The county was formed in 1792 from part of Mecklenburg County. It was named in honor of Stephen Cabarrus of Edenton, who was a member of the North Carolina State Legislature several times, and Speaker of the House of Commons four times. In 1795 an act was passed naming commissioners to erect a courthouse on the land of Samuel Huie (Hughey) which had already been selected as a proper place for the county seat. They were ordered to lay out the town of Concord, which was incorporated in 1806.
Cabarrus County was created in 1792 from Mecklenburg County.
Mecklenburg County was created in 1763 from Anson County.
Anson County was created in 1750 from Bladen County.
Bladen County was created in 1734 from New Hanover County.
New Hanover County was created in 1729 from Craven County.
Craven County was created in 1705 from Bath County.
In colonial times, and even later, county boundaries were not always well-defined in frontier areas. Also, new piedmont counties were being created rapidly during the 1700′s, and county lines changed again and again during this process. Families sometimes lived very close to another county and may have gone there for various reasons. It is good genealogical practice to check records in the neighboring counties for your families.

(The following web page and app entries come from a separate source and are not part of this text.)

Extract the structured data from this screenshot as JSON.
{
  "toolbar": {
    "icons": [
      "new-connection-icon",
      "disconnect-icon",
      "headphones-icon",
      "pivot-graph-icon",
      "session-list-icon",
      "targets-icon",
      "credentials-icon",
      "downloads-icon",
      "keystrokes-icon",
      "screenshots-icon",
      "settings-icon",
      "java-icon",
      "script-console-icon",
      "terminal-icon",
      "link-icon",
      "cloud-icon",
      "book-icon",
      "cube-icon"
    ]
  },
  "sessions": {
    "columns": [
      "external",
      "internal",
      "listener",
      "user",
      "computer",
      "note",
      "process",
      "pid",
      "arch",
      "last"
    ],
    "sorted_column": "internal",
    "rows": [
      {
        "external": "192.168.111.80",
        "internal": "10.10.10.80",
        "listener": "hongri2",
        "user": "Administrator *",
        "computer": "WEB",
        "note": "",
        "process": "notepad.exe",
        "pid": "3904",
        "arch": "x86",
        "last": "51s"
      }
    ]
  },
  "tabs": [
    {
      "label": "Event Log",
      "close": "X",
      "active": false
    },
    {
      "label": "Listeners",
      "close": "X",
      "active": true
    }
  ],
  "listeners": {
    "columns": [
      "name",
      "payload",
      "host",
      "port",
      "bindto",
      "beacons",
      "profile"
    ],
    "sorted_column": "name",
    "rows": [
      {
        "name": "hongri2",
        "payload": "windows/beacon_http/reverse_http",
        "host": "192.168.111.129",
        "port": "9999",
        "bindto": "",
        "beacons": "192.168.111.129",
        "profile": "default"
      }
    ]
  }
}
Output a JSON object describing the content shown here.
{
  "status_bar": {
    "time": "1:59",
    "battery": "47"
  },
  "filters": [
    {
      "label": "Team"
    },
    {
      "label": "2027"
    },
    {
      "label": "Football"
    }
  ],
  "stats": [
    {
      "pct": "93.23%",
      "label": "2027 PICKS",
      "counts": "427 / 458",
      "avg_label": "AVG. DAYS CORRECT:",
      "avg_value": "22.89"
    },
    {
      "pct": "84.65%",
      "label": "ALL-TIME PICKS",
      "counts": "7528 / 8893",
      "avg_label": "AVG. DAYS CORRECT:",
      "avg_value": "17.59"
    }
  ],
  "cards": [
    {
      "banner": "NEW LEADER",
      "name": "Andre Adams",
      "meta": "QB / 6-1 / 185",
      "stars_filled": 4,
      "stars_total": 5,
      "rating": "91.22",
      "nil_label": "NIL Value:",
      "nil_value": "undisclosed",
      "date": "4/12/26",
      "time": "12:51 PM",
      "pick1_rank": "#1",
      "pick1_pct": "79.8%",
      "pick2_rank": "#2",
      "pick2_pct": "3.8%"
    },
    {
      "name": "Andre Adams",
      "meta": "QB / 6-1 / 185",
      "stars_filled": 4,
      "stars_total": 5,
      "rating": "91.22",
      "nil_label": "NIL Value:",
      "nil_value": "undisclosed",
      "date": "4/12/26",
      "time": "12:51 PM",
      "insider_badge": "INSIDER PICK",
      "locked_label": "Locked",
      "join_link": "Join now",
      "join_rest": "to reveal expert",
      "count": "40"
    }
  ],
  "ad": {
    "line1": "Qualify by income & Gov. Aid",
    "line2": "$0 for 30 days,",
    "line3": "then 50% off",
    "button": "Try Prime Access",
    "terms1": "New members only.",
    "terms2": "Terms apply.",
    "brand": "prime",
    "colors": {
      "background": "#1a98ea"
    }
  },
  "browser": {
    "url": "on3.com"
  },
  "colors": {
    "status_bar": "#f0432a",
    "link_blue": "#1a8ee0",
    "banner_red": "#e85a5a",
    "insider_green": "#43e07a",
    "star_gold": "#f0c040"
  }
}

While European settlers were not in the Cabarrus area before the middle 1700′s, it is still interesting to know the “administrative ancestry” of the area. And it is good to remember that European settlers were not the first human beings to live here.
A series of YouTube videos are available on the internet, with retired Judge Clarence Horton as the host. The link given will take you to the playlist. There is a total of 22 videos, on these subjects: Episode One, Stephen Cabarrus, Historical Cabarrus, Historical Markers I, Historical Markers II, Churches, Lutheran Churches, Reformed Churches, Reed Gold Mine, Brumley Mine, The Phifer Family, Bost Mill, George Washington, Stonewall Jackson, Textiles Part I, Textiles Part II, Textiles Part III, Warren Coleman, African Spirituals, County Fair, Pancho Villa, Detention Center.